* _Entries provided_
•••

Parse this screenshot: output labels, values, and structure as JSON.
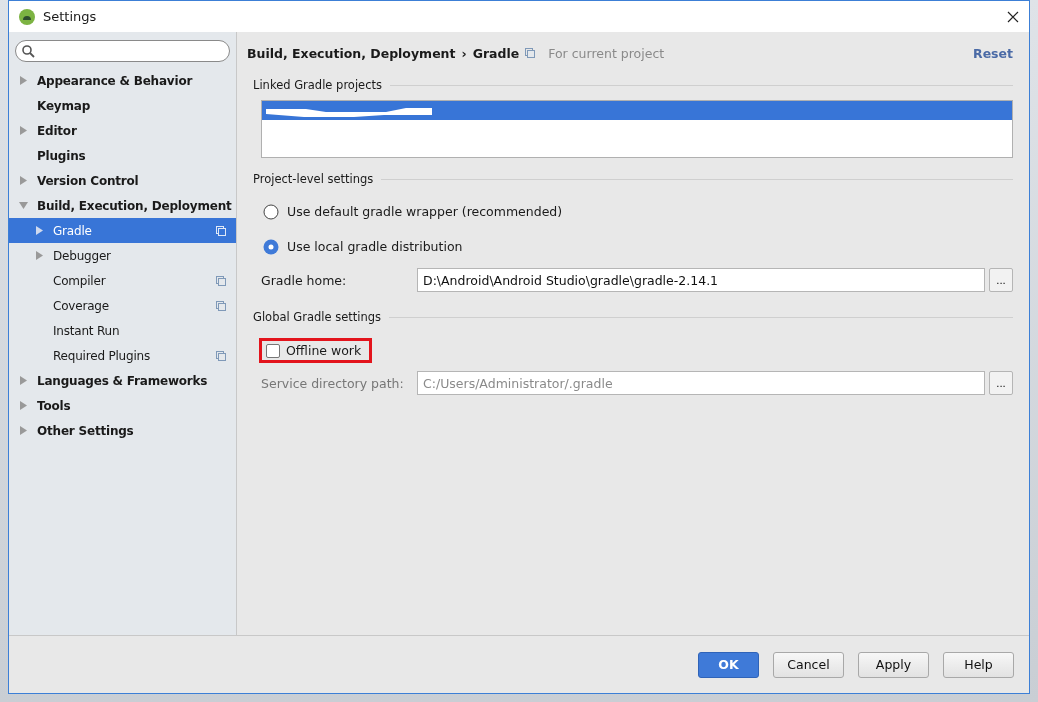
{
  "window": {
    "title": "Settings"
  },
  "sidebar": {
    "items": [
      {
        "label": "Appearance & Behavior",
        "expanded": false,
        "selected": false
      },
      {
        "label": "Keymap",
        "selected": false
      },
      {
        "label": "Editor",
        "expanded": false,
        "selected": false
      },
      {
        "label": "Plugins",
        "selected": false
      },
      {
        "label": "Version Control",
        "expanded": false,
        "selected": false
      },
      {
        "label": "Build, Execution, Deployment",
        "expanded": true,
        "selected": false,
        "children": [
          {
            "label": "Gradle",
            "expanded": false,
            "selected": true,
            "project_level": true
          },
          {
            "label": "Debugger",
            "expanded": false,
            "selected": false,
            "project_level": false
          },
          {
            "label": "Compiler",
            "selected": false,
            "project_level": true
          },
          {
            "label": "Coverage",
            "selected": false,
            "project_level": true
          },
          {
            "label": "Instant Run",
            "selected": false,
            "project_level": false
          },
          {
            "label": "Required Plugins",
            "selected": false,
            "project_level": true
          }
        ]
      },
      {
        "label": "Languages & Frameworks",
        "expanded": false,
        "selected": false
      },
      {
        "label": "Tools",
        "expanded": false,
        "selected": false
      },
      {
        "label": "Other Settings",
        "expanded": false,
        "selected": false
      }
    ]
  },
  "header": {
    "breadcrumb": [
      "Build, Execution, Deployment",
      "›",
      "Gradle"
    ],
    "scope": "For current project",
    "reset": "Reset"
  },
  "linked": {
    "title": "Linked Gradle projects",
    "rows": [
      {
        "selected": true,
        "redacted": true
      }
    ]
  },
  "project_level": {
    "title": "Project-level settings",
    "options": [
      {
        "label": "Use default gradle wrapper (recommended)",
        "selected": false
      },
      {
        "label": "Use local gradle distribution",
        "selected": true
      }
    ],
    "gradle_home": {
      "label": "Gradle home:",
      "value": "D:\\Android\\Android Studio\\gradle\\gradle-2.14.1",
      "disabled": false,
      "browse": "..."
    }
  },
  "global": {
    "title": "Global Gradle settings",
    "offline": {
      "label": "Offline work",
      "checked": false,
      "highlighted": true
    },
    "service_dir": {
      "label": "Service directory path:",
      "value": "C:/Users/Administrator/.gradle",
      "disabled": true,
      "browse": "..."
    }
  },
  "buttons": [
    {
      "label": "OK",
      "default": true
    },
    {
      "label": "Cancel",
      "default": false
    },
    {
      "label": "Apply",
      "default": false
    },
    {
      "label": "Help",
      "default": false
    }
  ]
}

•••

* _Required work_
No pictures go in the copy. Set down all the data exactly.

* _Output_
Parse this screenshot: output labels, values, and structure as JSON.
{
  "window": {
    "title": "Settings"
  },
  "sidebar": {
    "items": [
      {
        "label": "Appearance & Behavior",
        "expanded": false,
        "selected": false
      },
      {
        "label": "Keymap",
        "selected": false
      },
      {
        "label": "Editor",
        "expanded": false,
        "selected": false
      },
      {
        "label": "Plugins",
        "selected": false
      },
      {
        "label": "Version Control",
        "expanded": false,
        "selected": false
      },
      {
        "label": "Build, Execution, Deployment",
        "expanded": true,
        "selected": false,
        "children": [
          {
            "label": "Gradle",
            "expanded": false,
            "selected": true,
            "project_level": true
          },
          {
            "label": "Debugger",
            "expanded": false,
            "selected": false,
            "project_level": false
          },
          {
            "label": "Compiler",
            "selected": false,
            "project_level": true
          },
          {
            "label": "Coverage",
            "selected": false,
            "project_level": true
          },
          {
            "label": "Instant Run",
            "selected": false,
            "project_level": false
          },
          {
            "label": "Required Plugins",
            "selected": false,
            "project_level": true
          }
        ]
      },
      {
        "label": "Languages & Frameworks",
        "expanded": false,
        "selected": false
      },
      {
        "label": "Tools",
        "expanded": false,
        "selected": false
      },
      {
        "label": "Other Settings",
        "expanded": false,
        "selected": false
      }
    ]
  },
  "header": {
    "breadcrumb": [
      "Build, Execution, Deployment",
      "›",
      "Gradle"
    ],
    "scope": "For current project",
    "reset": "Reset"
  },
  "linked": {
    "title": "Linked Gradle projects",
    "rows": [
      {
        "selected": true,
        "redacted": true
      }
    ]
  },
  "project_level": {
    "title": "Project-level settings",
    "options": [
      {
        "label": "Use default gradle wrapper (recommended)",
        "selected": false
      },
      {
        "label": "Use local gradle distribution",
        "selected": true
      }
    ],
    "gradle_home": {
      "label": "Gradle home:",
      "value": "D:\\Android\\Android Studio\\gradle\\gradle-2.14.1",
      "disabled": false,
      "browse": "..."
    }
  },
  "global": {
    "title": "Global Gradle settings",
    "offline": {
      "label": "Offline work",
      "checked": false,
      "highlighted": true
    },
    "service_dir": {
      "label": "Service directory path:",
      "value": "C:/Users/Administrator/.gradle",
      "disabled": true,
      "browse": "..."
    }
  },
  "buttons": [
    {
      "label": "OK",
      "default": true
    },
    {
      "label": "Cancel",
      "default": false
    },
    {
      "label": "Apply",
      "default": false
    },
    {
      "label": "Help",
      "default": false
    }
  ]
}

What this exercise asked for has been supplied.